+----
+
+When {app-name} runs over that code, it will pause and provide a debugging
+interactive shell, where one can inspect variables, execute code, etc.
+
+TIP: Remember {app-name} is managed by its internal main loop, meaning if you
+jump into a debugger console you will still need to give back control to the
+main loop for events to be processed and checks done. That can be done for
+instance by calling the 'MainLoop.sleep(log_obj, secs)' internal API in general
+or `sleep(secs)' under test context.
+
+=== debug suite
+
+Sometimes, however, one may be interested in debugging the behavior of the
+software under test by {app-name} rather than {app-name} itself. For instance,
+one may simply want to set up a full running network of nodes and keep it up
+until some manual tests are done, or one may want {app-name} to do so at a given
+point of time.
+
+To fulfill this kind of scenarios, {app-name} provides some code available for
+tests to gain access to a high-level interactive console which is fully
+integrated with {app-name}'s own main loop. So the approach here is usually to
+write a regular test (with its corresponding <<suite_conf,suite.conf>>) to set
+up and run all required processes and then allow it to jump into the interactive
+console instance. Then the test pulls received commands from it and it is
+responsible for parsing and implementing them. One command can for instance ask
+a modem to send an sms to another. Another command can for instance jump into a
+<<pdb,debugger console>>.
+
+The interactive console is available to tests through the 'prompt' method, and
+its implementation can be found under 'method input_polling' in 'util.py'.
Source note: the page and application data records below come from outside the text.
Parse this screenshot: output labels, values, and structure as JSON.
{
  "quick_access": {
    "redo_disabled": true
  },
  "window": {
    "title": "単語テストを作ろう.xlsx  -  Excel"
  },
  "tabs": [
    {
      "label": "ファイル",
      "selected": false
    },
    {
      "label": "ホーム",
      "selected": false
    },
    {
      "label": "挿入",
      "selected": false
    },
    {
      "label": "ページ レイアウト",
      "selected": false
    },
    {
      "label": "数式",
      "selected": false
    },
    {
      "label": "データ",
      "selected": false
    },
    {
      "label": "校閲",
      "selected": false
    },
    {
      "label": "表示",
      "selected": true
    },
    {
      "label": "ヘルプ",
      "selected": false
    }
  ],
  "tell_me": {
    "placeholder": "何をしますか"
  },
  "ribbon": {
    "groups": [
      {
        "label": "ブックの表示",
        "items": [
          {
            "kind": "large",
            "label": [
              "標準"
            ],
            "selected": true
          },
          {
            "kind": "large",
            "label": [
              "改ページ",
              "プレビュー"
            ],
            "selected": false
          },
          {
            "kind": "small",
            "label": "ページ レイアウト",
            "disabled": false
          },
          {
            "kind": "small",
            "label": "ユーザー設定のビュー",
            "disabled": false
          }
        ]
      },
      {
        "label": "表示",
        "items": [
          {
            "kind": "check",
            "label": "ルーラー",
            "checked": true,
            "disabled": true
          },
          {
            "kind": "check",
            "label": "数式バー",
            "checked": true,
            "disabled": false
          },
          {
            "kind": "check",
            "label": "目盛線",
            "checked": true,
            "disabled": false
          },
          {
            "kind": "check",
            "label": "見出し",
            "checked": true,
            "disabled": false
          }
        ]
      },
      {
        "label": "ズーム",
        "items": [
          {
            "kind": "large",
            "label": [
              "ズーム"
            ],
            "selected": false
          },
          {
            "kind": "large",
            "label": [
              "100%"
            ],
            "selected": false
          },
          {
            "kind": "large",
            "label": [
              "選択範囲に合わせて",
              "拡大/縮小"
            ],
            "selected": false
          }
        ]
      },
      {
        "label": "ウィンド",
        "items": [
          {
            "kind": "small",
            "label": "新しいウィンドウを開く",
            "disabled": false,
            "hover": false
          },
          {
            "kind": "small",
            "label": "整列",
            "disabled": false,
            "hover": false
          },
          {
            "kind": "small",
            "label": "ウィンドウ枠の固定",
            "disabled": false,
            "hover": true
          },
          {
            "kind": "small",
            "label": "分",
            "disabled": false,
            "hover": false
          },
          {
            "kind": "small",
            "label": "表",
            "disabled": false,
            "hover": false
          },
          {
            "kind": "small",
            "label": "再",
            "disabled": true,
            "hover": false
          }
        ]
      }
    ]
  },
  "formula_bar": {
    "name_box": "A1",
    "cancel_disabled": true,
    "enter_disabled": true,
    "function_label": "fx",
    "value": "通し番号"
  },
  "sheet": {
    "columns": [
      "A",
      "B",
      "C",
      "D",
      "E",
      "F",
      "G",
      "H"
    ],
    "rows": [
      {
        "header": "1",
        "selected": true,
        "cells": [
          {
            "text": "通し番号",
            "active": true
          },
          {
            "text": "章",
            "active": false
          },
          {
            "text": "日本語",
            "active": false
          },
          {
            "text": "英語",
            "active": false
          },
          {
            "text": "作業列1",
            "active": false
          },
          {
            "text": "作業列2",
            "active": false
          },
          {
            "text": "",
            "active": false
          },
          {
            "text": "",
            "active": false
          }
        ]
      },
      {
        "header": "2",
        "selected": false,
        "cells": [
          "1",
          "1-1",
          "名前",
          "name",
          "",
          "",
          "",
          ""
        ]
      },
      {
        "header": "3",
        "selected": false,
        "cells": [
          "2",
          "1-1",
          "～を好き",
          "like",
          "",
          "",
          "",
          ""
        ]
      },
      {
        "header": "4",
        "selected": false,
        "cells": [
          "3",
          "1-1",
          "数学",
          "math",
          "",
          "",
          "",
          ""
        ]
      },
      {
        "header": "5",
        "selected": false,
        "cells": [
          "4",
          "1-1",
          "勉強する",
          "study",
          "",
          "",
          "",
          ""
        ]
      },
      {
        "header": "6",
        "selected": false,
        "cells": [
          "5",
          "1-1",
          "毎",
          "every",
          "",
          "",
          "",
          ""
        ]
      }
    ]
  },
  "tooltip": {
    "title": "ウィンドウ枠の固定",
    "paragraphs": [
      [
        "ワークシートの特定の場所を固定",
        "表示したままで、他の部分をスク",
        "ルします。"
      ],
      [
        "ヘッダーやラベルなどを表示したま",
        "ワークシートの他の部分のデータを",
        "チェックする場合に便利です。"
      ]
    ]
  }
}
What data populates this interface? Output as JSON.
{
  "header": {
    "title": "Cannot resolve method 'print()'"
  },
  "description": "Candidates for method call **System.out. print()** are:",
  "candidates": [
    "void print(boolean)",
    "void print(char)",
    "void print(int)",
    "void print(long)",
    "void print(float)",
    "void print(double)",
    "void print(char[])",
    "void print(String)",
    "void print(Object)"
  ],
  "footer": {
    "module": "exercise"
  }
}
+
+An interactive console example as explained in this section can be found under
+the 'debug/interactive.py' test in osmo-gsm-tester.git.